issn = "2048-8505",
publisher = "Oxford University Press",
number = "3",

}

TY - JOUR

T1 - Efficacy and safety of adrenocorticotropic hormone treatment in glomerular diseases

T2 - A systematic review and meta-analysis

AU - Kittanamongkolchai, Wonngarm

AU - Cheungpasitporn, Wisit

AU - Zand, Ladan

PY - 2016/1/1

Y1 - 2016/1/1

N2 - Background: There is growing evidence that adrenocorticotropic hormone (ACTH) may be effective in treating various forms of glomerular diseases. However, the efficacy of treatment and frequency of adverse effects associated with the use of ACTH in glomerular diseases are unknown. A systematic review and meta-analysis of the literature was performed. Methods: A literature search was performed using Medline, Embase, Google Scholar and the Cochrane Database of Systematic Reviews from inception through 18 July 2015. Studies assessing the efficacy and safety of ACTH treatment in adults with glomerular diseases were included. Results: Of the 343 identified citations, 18 evaluated the drug efficacy and 12 evaluated the adverse effects. The most common glomerular diseases were membranous nephropathy (MN), primary focal segmental glomerulosclerosis (FSGS) and minimal change disease (MCD). The overall rate of complete remission inMNwas 80% at 0-6 months, 69% at >6-12 months, 90% at >12-24 months and 95% beyond 24 months of follow-up. Fifty percent of primary FSGS and MCD patients treated with ACTH were in remission at 6 months, but the relapse rate was high after ACTH discontinuation (17%). Evidence of ACTH efficacy for other glomerular diseaseswas scarce. Edemawas the most commonly reported adverse effect {incidence rate [IR] 0.10 [95% confidence interval (CI) 0.04-0.18]} followed by insomnia [IR 0.08 (95% CI 0.03-0.15)]. The dropout rate due to adverse events was 7%, mostly due to edema and weight gain. Conclusions: ACTH is awell-tolerated therapy and is most promising when treating patients with MN. Theremay be a potential role for ACTH in patients with MCD and FSGS, but data are lacking.

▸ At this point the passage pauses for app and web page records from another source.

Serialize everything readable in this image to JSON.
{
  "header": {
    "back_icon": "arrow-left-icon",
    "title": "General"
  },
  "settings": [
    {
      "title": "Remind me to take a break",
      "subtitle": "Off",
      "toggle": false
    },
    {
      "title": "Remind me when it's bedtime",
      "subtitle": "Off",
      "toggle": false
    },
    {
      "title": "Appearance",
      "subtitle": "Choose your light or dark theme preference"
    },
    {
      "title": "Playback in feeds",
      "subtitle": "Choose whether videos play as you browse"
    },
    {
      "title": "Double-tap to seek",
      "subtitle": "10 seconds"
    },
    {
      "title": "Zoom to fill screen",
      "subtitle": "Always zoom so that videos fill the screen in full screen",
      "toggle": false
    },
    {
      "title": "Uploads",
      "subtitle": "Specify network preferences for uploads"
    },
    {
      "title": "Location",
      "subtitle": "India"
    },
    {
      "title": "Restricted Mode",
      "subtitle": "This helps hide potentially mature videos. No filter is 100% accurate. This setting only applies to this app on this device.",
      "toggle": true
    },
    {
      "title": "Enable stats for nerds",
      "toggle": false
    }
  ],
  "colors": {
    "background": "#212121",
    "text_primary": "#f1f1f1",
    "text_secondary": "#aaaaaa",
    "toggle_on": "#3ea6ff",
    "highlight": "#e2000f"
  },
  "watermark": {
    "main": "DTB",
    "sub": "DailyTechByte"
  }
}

AB - Background: There is growing evidence that adrenocorticotropic hormone (ACTH) may be effective in treating various forms of glomerular diseases. However, the efficacy of treatment and frequency of adverse effects associated with the use of ACTH in glomerular diseases are unknown. A systematic review and meta-analysis of the literature was performed. Methods: A literature search was performed using Medline, Embase, Google Scholar and the Cochrane Database of Systematic Reviews from inception through 18 July 2015. Studies assessing the efficacy and safety of ACTH treatment in adults with glomerular diseases were included. Results: Of the 343 identified citations, 18 evaluated the drug efficacy and 12 evaluated the adverse effects. The most common glomerular diseases were membranous nephropathy (MN), primary focal segmental glomerulosclerosis (FSGS) and minimal change disease (MCD). The overall rate of complete remission inMNwas 80% at 0-6 months, 69% at >6-12 months, 90% at >12-24 months and 95% beyond 24 months of follow-up. Fifty percent of primary FSGS and MCD patients treated with ACTH were in remission at 6 months, but the relapse rate was high after ACTH discontinuation (17%). Evidence of ACTH efficacy for other glomerular diseaseswas scarce. Edemawas the most commonly reported adverse effect {incidence rate [IR] 0.10 [95% confidence interval (CI) 0.04-0.18]} followed by insomnia [IR 0.08 (95% CI 0.03-0.15)]. The dropout rate due to adverse events was 7%, mostly due to edema and weight gain. Conclusions: ACTH is awell-tolerated therapy and is most promising when treating patients with MN. Theremay be a potential role for ACTH in patients with MCD and FSGS, but data are lacking.

KW - ACTH

KW - Adverse effects

KW - Glomerular diseases

KW - Meta-analysis

KW - Systematic review

UR - http://www.scopus.com/inward/record.url?scp=84978946096&partnerID=8YFLogxK

UR - http://www.scopus.com/inward/citedby.url?scp=84978946096&partnerID=8YFLogxK

U2 - 10.1093/ckj/sfw045

DO - 10.1093/ckj/sfw045

M3 - Article

AN - SCOPUS:84978946096

VL - 9

SP - 387

EP - 396

JO - CKJ: Clinical Kidney Journal

JF - CKJ: Clinical Kidney Journal

SN - 2048-8505

IS - 3

ER -